_What the task requires_: Would you copy each line of the records that includes the word "screenshot"?

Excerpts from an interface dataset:

┏━━

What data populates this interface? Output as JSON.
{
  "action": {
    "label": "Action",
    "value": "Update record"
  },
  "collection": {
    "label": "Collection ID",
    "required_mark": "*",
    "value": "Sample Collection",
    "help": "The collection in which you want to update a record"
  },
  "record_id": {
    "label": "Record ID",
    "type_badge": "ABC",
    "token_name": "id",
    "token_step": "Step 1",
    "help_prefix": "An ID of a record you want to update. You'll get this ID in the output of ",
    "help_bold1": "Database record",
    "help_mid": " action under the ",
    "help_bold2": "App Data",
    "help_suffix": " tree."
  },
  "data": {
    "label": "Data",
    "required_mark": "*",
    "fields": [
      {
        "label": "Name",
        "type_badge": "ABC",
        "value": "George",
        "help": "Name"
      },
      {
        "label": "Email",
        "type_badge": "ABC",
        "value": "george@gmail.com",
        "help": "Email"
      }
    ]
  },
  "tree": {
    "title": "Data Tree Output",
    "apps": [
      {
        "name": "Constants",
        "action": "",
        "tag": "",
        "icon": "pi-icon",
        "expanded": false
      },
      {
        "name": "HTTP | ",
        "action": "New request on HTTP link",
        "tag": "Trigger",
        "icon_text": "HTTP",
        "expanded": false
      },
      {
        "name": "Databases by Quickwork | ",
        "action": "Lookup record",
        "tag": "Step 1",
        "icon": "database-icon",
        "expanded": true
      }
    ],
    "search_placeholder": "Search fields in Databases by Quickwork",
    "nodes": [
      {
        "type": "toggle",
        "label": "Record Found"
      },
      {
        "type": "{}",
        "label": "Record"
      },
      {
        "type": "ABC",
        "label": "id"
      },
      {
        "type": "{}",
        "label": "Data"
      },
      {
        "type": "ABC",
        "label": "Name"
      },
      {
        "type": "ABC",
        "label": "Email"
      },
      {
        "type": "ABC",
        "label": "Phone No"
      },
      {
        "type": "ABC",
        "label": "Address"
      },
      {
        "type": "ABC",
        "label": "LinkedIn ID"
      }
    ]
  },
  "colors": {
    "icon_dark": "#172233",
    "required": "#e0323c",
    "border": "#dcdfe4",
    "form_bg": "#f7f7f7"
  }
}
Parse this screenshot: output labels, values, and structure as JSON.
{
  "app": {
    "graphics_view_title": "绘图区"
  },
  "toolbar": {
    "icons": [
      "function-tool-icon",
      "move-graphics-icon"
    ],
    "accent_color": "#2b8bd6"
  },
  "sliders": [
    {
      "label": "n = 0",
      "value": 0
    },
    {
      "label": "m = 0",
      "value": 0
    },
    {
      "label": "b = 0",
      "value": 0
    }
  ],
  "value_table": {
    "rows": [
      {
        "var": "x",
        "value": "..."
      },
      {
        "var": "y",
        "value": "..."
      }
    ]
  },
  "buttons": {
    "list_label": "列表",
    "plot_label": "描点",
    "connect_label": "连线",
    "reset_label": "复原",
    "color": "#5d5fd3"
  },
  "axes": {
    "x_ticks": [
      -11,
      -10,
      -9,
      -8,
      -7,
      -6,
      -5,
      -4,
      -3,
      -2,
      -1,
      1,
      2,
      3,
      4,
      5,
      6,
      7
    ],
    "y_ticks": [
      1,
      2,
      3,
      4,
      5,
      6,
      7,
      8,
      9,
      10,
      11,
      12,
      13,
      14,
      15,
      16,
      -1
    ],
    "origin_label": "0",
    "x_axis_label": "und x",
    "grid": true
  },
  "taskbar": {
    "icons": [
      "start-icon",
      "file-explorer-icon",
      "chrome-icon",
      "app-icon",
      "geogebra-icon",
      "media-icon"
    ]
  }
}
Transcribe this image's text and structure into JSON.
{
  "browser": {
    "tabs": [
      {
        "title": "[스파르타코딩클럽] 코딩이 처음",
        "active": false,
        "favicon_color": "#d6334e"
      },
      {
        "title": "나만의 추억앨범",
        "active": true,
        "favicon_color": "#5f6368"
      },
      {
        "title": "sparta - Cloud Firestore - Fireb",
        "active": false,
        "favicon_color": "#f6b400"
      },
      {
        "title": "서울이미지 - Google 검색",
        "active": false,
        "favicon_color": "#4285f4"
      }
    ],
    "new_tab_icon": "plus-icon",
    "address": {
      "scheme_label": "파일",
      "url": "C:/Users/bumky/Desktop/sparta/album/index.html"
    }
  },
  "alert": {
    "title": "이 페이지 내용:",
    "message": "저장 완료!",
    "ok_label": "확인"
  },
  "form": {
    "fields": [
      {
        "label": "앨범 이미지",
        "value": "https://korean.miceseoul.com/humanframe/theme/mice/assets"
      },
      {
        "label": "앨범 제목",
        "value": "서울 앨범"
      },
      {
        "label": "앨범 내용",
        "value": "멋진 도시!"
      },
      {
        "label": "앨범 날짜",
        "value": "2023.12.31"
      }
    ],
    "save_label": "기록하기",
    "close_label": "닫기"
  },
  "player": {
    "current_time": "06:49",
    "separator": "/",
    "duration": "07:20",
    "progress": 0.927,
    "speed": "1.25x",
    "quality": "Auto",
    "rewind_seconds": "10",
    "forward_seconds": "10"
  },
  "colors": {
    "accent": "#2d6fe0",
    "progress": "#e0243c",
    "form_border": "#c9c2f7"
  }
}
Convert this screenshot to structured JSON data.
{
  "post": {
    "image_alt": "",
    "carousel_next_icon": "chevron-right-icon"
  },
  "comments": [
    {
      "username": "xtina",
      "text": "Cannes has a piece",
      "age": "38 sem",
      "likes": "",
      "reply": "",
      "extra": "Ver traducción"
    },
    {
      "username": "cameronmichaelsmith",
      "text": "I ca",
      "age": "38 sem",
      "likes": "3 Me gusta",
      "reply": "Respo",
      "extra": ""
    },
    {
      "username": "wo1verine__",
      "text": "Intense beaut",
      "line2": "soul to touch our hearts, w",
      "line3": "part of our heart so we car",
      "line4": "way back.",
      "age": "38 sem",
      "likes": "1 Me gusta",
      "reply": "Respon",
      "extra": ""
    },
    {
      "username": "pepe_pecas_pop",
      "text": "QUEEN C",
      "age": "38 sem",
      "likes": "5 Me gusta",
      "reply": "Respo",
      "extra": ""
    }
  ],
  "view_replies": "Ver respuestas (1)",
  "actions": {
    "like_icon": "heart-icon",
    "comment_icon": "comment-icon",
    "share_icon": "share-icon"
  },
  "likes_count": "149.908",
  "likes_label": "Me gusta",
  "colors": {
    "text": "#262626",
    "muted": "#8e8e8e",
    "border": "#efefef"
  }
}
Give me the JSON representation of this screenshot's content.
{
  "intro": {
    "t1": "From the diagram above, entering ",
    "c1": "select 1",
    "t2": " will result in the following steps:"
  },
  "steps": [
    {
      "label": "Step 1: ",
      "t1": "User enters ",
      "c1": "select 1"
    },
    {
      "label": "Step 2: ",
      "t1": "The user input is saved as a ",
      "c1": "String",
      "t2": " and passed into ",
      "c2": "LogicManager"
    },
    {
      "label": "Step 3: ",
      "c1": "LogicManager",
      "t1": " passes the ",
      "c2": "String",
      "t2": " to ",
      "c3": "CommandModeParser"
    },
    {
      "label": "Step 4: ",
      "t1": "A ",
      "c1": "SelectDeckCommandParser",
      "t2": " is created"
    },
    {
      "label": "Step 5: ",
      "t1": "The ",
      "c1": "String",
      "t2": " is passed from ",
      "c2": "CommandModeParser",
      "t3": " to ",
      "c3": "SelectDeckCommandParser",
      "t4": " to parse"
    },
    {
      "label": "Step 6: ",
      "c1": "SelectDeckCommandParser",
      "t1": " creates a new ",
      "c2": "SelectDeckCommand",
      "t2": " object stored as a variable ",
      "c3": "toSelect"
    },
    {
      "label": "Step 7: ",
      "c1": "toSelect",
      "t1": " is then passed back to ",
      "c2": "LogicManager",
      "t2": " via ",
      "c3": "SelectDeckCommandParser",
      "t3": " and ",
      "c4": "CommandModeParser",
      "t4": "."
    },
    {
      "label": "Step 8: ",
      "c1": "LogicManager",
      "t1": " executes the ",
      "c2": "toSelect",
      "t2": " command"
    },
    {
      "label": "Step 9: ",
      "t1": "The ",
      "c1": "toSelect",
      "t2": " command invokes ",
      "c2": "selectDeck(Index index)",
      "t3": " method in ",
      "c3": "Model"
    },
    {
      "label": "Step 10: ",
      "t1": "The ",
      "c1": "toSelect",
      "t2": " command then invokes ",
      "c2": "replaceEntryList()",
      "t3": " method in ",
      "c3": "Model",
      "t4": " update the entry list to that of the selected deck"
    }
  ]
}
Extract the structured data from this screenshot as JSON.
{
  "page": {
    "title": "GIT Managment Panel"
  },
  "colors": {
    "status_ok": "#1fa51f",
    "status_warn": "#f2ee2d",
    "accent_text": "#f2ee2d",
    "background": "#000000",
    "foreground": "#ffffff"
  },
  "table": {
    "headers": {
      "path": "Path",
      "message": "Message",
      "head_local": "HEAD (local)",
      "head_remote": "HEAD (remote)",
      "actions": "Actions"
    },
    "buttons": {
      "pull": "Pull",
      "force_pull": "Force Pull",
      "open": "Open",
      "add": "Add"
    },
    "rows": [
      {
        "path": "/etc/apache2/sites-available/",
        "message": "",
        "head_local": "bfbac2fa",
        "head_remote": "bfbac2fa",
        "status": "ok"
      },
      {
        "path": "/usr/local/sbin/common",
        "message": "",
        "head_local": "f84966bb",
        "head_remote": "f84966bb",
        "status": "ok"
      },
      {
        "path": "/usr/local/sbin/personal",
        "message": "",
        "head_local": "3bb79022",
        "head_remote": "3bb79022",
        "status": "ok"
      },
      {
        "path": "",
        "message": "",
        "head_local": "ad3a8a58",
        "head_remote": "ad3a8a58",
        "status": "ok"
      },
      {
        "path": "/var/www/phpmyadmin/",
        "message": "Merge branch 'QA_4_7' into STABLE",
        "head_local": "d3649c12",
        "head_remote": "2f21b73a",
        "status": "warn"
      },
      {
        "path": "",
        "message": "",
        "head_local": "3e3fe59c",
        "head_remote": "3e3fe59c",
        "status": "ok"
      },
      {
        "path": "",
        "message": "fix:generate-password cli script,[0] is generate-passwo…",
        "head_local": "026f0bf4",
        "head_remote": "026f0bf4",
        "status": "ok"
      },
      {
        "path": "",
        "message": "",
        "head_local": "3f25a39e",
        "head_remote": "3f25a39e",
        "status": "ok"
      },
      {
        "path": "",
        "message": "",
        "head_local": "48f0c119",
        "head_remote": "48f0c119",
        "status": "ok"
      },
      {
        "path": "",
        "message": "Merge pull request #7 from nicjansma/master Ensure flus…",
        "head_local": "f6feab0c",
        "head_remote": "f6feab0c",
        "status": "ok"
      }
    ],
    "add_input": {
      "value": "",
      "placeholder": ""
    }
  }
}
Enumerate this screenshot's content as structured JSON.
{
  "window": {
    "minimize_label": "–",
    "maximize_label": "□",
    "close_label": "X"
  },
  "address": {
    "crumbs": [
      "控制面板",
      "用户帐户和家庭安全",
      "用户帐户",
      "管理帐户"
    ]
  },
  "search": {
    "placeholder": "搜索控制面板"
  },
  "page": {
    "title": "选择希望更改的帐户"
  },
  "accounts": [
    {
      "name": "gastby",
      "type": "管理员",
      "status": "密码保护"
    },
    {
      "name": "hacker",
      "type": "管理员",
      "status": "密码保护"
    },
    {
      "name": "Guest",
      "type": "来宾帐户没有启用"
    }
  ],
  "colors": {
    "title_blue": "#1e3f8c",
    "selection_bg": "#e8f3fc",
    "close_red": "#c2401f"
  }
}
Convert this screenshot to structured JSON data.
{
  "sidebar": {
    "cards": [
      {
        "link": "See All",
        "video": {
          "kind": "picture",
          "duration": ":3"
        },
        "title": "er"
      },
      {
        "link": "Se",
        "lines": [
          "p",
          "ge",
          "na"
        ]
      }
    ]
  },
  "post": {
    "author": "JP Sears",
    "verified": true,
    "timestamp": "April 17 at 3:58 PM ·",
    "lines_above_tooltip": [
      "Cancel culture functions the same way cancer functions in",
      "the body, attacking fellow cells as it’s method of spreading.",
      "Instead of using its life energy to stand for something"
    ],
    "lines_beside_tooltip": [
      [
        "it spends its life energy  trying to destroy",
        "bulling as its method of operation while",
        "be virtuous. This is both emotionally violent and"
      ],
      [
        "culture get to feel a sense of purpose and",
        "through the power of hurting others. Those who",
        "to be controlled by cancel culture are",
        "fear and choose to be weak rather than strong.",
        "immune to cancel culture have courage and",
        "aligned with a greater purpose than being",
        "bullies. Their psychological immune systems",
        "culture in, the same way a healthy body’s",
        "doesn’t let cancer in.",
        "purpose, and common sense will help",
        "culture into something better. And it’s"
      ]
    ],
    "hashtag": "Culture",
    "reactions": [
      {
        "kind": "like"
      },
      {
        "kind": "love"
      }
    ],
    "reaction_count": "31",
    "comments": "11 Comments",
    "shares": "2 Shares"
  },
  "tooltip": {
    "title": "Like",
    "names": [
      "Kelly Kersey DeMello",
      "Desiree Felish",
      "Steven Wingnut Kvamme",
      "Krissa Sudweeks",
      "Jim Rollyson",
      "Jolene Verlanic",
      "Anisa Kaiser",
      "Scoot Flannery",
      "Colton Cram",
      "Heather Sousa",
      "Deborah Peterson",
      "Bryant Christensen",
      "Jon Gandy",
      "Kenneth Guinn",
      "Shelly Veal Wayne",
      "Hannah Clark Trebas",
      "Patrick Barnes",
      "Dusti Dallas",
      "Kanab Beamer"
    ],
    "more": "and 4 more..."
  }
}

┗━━

_Output for this exercise_:
Parse this screenshot: output labels, values, and structure as JSON.
Convert this screenshot to structured JSON data.
Give me the JSON representation of this screenshot's content.
Extract the structured data from this screenshot as JSON.
Enumerate this screenshot's content as structured JSON.
Convert this screenshot to structured JSON data.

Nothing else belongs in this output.